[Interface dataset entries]
- Opening Delimiter -
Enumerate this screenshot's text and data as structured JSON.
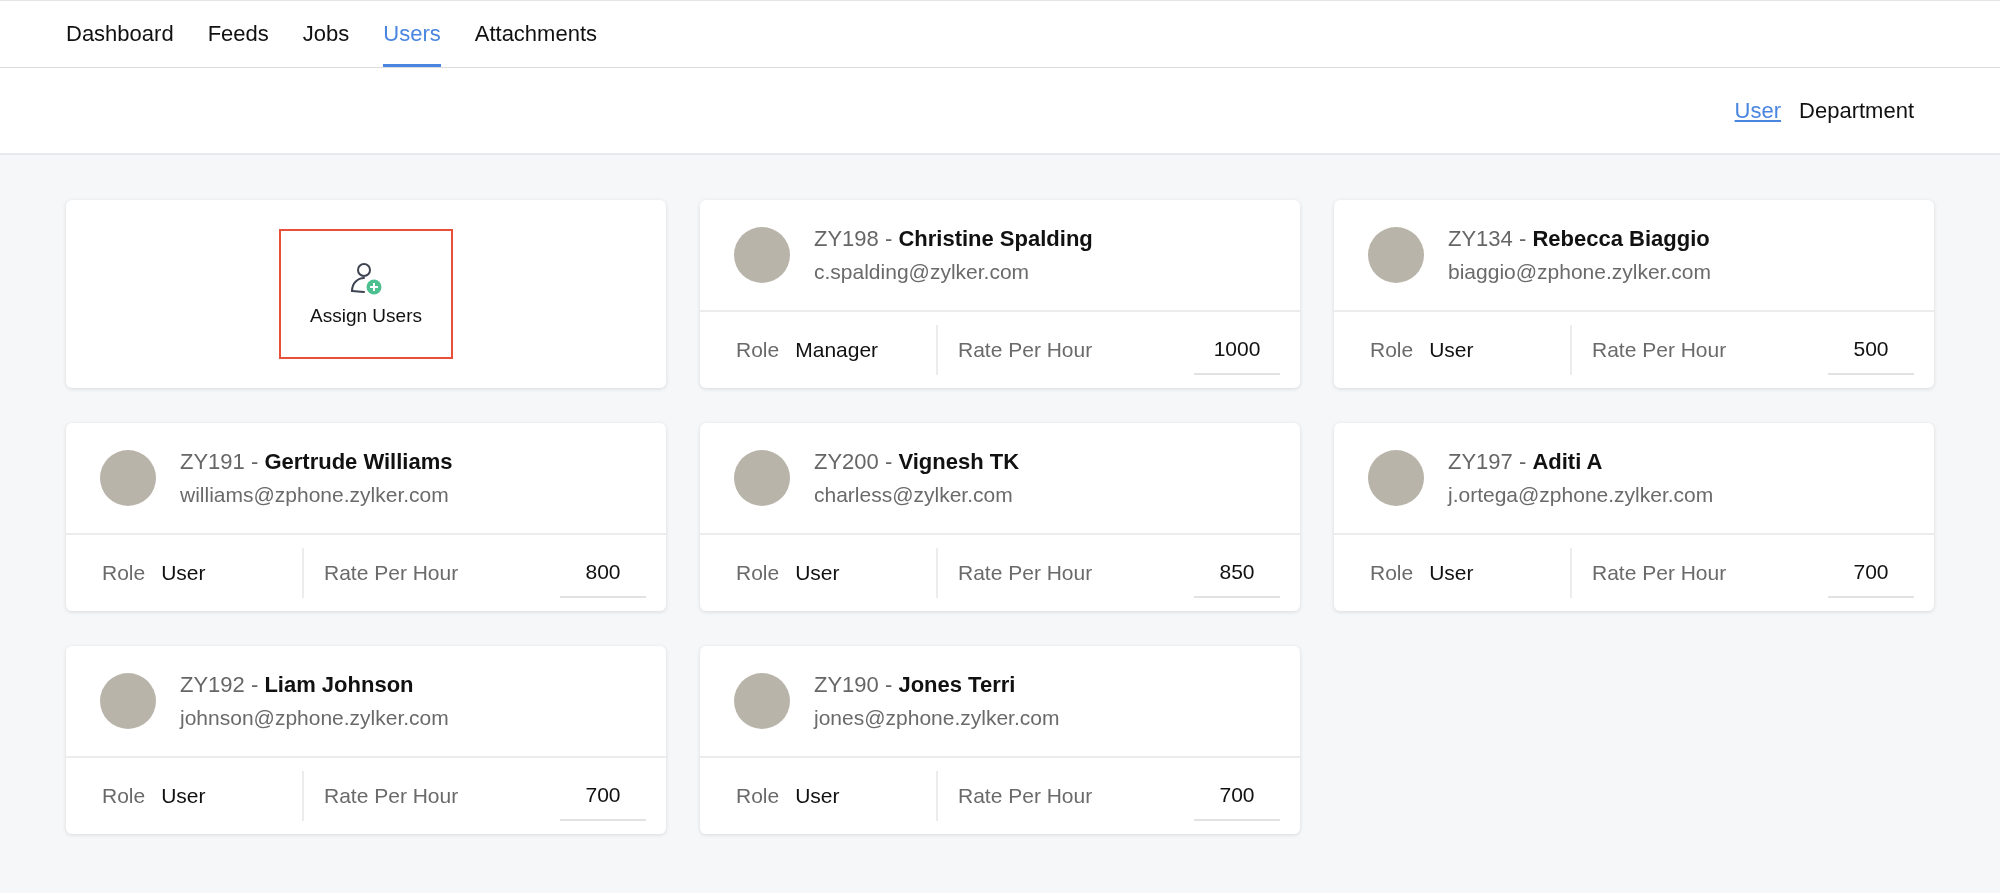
{
  "tabs": [
    {
      "label": "Dashboard",
      "selected": false
    },
    {
      "label": "Feeds",
      "selected": false
    },
    {
      "label": "Jobs",
      "selected": false
    },
    {
      "label": "Users",
      "selected": true
    },
    {
      "label": "Attachments",
      "selected": false
    }
  ],
  "view_switch": [
    {
      "label": "User",
      "selected": true
    },
    {
      "label": "Department",
      "selected": false
    }
  ],
  "assign_card": {
    "label": "Assign Users"
  },
  "users": [
    {
      "id": "ZY198",
      "separator": "-",
      "name": "Christine Spalding",
      "email": "c.spalding@zylker.com",
      "role_label": "Role",
      "role": "Manager",
      "rate_label": "Rate Per Hour",
      "rate": "1000"
    },
    {
      "id": "ZY134",
      "separator": "-",
      "name": "Rebecca Biaggio",
      "email": "biaggio@zphone.zylker.com",
      "role_label": "Role",
      "role": "User",
      "rate_label": "Rate Per Hour",
      "rate": "500"
    },
    {
      "id": "ZY191",
      "separator": "-",
      "name": "Gertrude Williams",
      "email": "williams@zphone.zylker.com",
      "role_label": "Role",
      "role": "User",
      "rate_label": "Rate Per Hour",
      "rate": "800"
    },
    {
      "id": "ZY200",
      "separator": "-",
      "name": "Vignesh TK",
      "email": "charless@zylker.com",
      "role_label": "Role",
      "role": "User",
      "rate_label": "Rate Per Hour",
      "rate": "850"
    },
    {
      "id": "ZY197",
      "separator": "-",
      "name": "Aditi A",
      "email": "j.ortega@zphone.zylker.com",
      "role_label": "Role",
      "role": "User",
      "rate_label": "Rate Per Hour",
      "rate": "700"
    },
    {
      "id": "ZY192",
      "separator": "-",
      "name": "Liam Johnson",
      "email": "johnson@zphone.zylker.com",
      "role_label": "Role",
      "role": "User",
      "rate_label": "Rate Per Hour",
      "rate": "700"
    },
    {
      "id": "ZY190",
      "separator": "-",
      "name": "Jones Terri",
      "email": "jones@zphone.zylker.com",
      "role_label": "Role",
      "role": "User",
      "rate_label": "Rate Per Hour",
      "rate": "700"
    }
  ]
}
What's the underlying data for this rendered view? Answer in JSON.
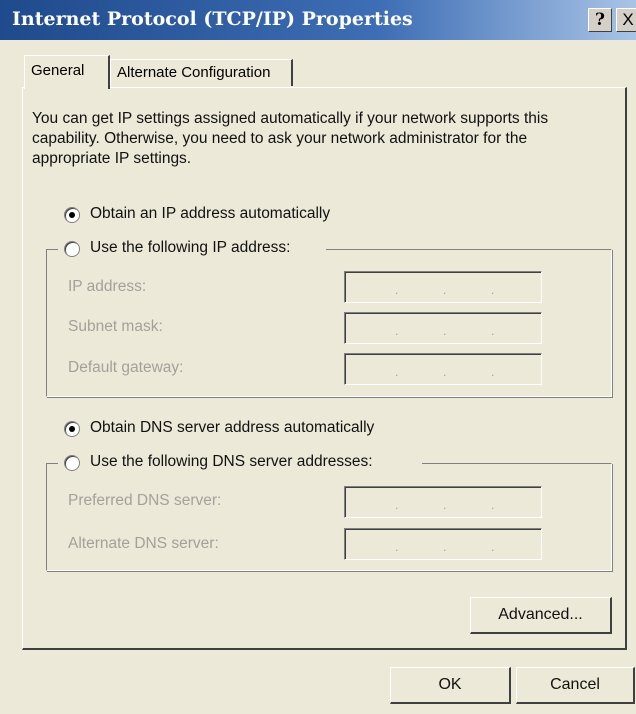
{
  "window": {
    "title": "Internet Protocol (TCP/IP) Properties",
    "help_button": "?",
    "close_button": "X"
  },
  "tabs": [
    {
      "label": "General",
      "selected": true
    },
    {
      "label": "Alternate Configuration",
      "selected": false
    }
  ],
  "description": "You can get IP settings assigned automatically if your network supports this capability. Otherwise, you need to ask your network administrator for the appropriate IP settings.",
  "ip_section": {
    "auto_option": "Obtain an IP address automatically",
    "manual_option": "Use the following IP address:",
    "selected": "auto",
    "fields": [
      {
        "label": "IP address:",
        "value": ". . ."
      },
      {
        "label": "Subnet mask:",
        "value": ". . ."
      },
      {
        "label": "Default gateway:",
        "value": ". . ."
      }
    ]
  },
  "dns_section": {
    "auto_option": "Obtain DNS server address automatically",
    "manual_option": "Use the following DNS server addresses:",
    "selected": "auto",
    "fields": [
      {
        "label": "Preferred DNS server:",
        "value": ". . ."
      },
      {
        "label": "Alternate DNS server:",
        "value": ". . ."
      }
    ]
  },
  "buttons": {
    "advanced": "Advanced...",
    "ok": "OK",
    "cancel": "Cancel"
  }
}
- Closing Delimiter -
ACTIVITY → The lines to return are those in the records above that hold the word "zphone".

RESPONSE BOX →
      "email": "biaggio@zphone.zylker.com",
      "email": "williams@zphone.zylker.com",
      "email": "j.ortega@zphone.zylker.com",
      "email": "johnson@zphone.zylker.com",
      "email": "jones@zphone.zylker.com",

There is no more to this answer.